TRY IT: Copy the following data exactly and drop the pictures.

RECORDS FOR THE EXERCISE:
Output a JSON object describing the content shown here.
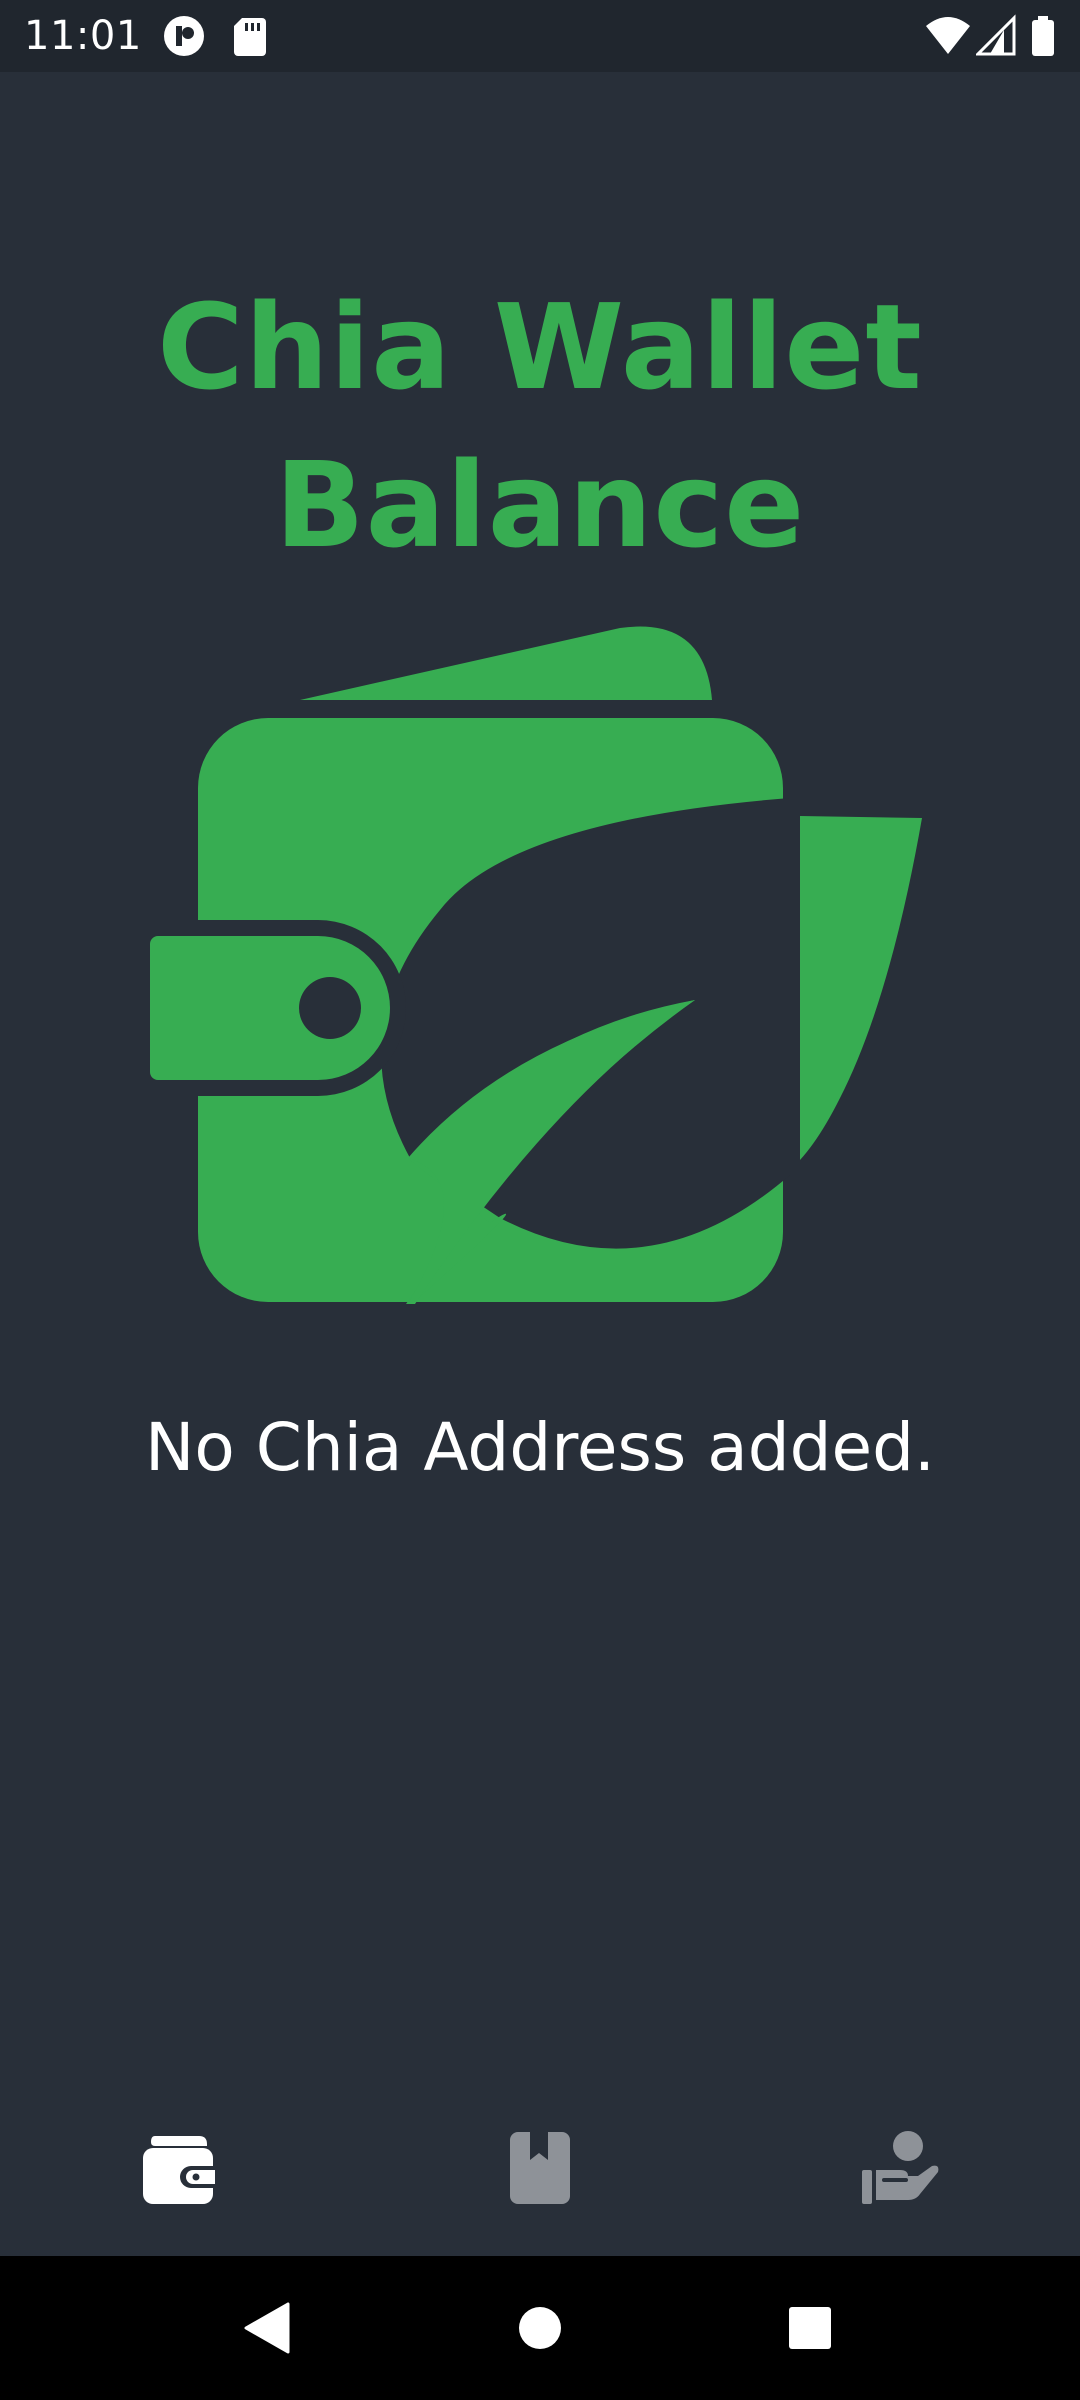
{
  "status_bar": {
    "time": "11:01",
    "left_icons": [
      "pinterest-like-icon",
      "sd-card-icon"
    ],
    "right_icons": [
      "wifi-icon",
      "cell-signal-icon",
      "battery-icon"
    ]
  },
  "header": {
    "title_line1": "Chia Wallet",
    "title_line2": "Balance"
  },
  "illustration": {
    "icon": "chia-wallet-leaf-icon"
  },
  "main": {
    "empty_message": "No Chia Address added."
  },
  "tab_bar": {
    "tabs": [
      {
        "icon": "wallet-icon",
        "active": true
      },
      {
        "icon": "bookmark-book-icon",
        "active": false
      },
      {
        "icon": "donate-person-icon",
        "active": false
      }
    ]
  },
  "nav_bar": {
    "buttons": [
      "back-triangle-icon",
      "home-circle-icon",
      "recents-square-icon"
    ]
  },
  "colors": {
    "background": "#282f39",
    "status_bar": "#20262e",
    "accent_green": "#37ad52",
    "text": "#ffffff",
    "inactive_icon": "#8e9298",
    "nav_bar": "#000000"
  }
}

WRITTEN REPLY:
Output a JSON object describing the content shown here.
{
  "status_bar": {
    "time": "11:01",
    "left_icons": [
      "pinterest-like-icon",
      "sd-card-icon"
    ],
    "right_icons": [
      "wifi-icon",
      "cell-signal-icon",
      "battery-icon"
    ]
  },
  "header": {
    "title_line1": "Chia Wallet",
    "title_line2": "Balance"
  },
  "illustration": {
    "icon": "chia-wallet-leaf-icon"
  },
  "main": {
    "empty_message": "No Chia Address added."
  },
  "tab_bar": {
    "tabs": [
      {
        "icon": "wallet-icon",
        "active": true
      },
      {
        "icon": "bookmark-book-icon",
        "active": false
      },
      {
        "icon": "donate-person-icon",
        "active": false
      }
    ]
  },
  "nav_bar": {
    "buttons": [
      "back-triangle-icon",
      "home-circle-icon",
      "recents-square-icon"
    ]
  },
  "colors": {
    "background": "#282f39",
    "status_bar": "#20262e",
    "accent_green": "#37ad52",
    "text": "#ffffff",
    "inactive_icon": "#8e9298",
    "nav_bar": "#000000"
  }
}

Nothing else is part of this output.